Decades after their countercultural beginnings, alternative weeklies are assailed by many of the same complaints lodged at mainstream daily newspapers: Too stodgy, too establishment, too predictably liberal, too profit-driven. But as this book shows, alt-weeklies still publish many stories the nation's corporate dailies ignore or gloss over, without condescending to readers.
The 22 stories in this collection exemplify what's best about alternative papers: An adventurous nature that isn't afraid of offending and/or entertaining readers. Certainly you might be able to find more provocative stories among the nation's alt-weeklies. You might even find better-written ones as well. But these stories go beyond the "who-what-when-where" to explore "why?" with entertaining and provoking results.

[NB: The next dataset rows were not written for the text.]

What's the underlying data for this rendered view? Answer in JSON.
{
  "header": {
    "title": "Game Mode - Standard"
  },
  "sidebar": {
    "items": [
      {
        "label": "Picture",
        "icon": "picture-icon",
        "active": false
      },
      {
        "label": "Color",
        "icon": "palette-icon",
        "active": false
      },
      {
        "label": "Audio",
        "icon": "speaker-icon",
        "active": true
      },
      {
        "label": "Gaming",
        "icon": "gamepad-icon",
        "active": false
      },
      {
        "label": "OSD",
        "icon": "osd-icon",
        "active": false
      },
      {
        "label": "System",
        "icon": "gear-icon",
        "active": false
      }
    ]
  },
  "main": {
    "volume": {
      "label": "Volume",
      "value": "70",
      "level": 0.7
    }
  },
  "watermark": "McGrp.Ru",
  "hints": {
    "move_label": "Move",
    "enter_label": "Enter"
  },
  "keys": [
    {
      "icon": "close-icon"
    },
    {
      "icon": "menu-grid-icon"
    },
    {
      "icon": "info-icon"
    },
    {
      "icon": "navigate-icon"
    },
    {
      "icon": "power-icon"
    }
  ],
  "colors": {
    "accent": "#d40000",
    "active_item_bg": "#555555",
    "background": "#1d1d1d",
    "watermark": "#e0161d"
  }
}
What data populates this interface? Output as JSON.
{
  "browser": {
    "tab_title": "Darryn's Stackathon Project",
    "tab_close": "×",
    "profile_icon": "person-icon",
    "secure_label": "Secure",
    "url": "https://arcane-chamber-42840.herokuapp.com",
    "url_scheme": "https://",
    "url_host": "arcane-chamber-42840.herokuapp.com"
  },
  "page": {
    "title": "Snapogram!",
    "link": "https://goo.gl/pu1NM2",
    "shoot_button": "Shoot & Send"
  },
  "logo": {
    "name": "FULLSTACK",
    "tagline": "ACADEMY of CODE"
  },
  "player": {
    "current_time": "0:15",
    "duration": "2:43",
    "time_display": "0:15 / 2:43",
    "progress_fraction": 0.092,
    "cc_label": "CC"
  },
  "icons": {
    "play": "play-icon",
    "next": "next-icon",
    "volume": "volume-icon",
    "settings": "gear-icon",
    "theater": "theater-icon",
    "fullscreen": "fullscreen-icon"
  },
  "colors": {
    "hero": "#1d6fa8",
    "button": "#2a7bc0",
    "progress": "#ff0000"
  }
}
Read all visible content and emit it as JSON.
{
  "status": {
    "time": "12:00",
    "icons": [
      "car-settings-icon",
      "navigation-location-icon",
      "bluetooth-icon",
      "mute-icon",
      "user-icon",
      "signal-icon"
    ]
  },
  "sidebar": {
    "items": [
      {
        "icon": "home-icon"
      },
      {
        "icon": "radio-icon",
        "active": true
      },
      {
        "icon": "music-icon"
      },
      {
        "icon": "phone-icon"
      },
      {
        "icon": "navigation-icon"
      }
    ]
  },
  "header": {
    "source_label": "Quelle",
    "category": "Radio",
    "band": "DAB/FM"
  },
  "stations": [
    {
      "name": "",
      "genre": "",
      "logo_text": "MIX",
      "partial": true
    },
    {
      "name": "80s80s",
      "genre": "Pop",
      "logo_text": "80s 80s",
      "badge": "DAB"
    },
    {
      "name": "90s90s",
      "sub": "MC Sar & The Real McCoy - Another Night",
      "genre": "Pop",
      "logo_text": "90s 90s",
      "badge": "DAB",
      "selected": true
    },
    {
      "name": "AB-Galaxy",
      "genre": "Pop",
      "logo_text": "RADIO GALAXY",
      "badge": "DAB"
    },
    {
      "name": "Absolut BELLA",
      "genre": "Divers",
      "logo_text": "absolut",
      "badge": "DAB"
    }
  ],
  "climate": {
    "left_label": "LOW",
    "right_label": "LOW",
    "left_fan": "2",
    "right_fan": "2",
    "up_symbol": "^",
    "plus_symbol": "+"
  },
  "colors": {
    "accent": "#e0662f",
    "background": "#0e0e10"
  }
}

In "Evil Eyes" from the Houston Press, Glenna Whitley examines the career of a rarity in the criminal world -- a black serial killer -- and why he'll most certainly kill again upon his imminent release from prison. A story from Creative Loafing-Atlanta's Mara Shalhoup asks, just "what's so weird about UFOs, cloning and immortality?" Writer John Dougherty in the Phoenix New Times describes the horrifying world of young girls and teenage boys born into an Arizona colony of fundamentalists Mormons. The publication of "Stalking the Bogeyman" in Denver, Colo.-based Westword resulted in police attention directed not at the story's subject but at writer David Holthouse. Holthouse documented the rage from being molested as a child and recounted for Denver readers his plot to kill his abuser. Not a story among this collection was developed from the stale focus-group journalism that too often shapes what's found in the pages of corporate dailies. At worst, some stories run too long, and some selections seem predictable, such as a story that documents a writer trying to pass himself off as a woman. But for readers searching for offbeat stories about the oddballs of society -- ultimate fighters, prison executioners, upscale call girls, teenaged rapists or happily impotent men -- this collection offers examples of well-done storytelling.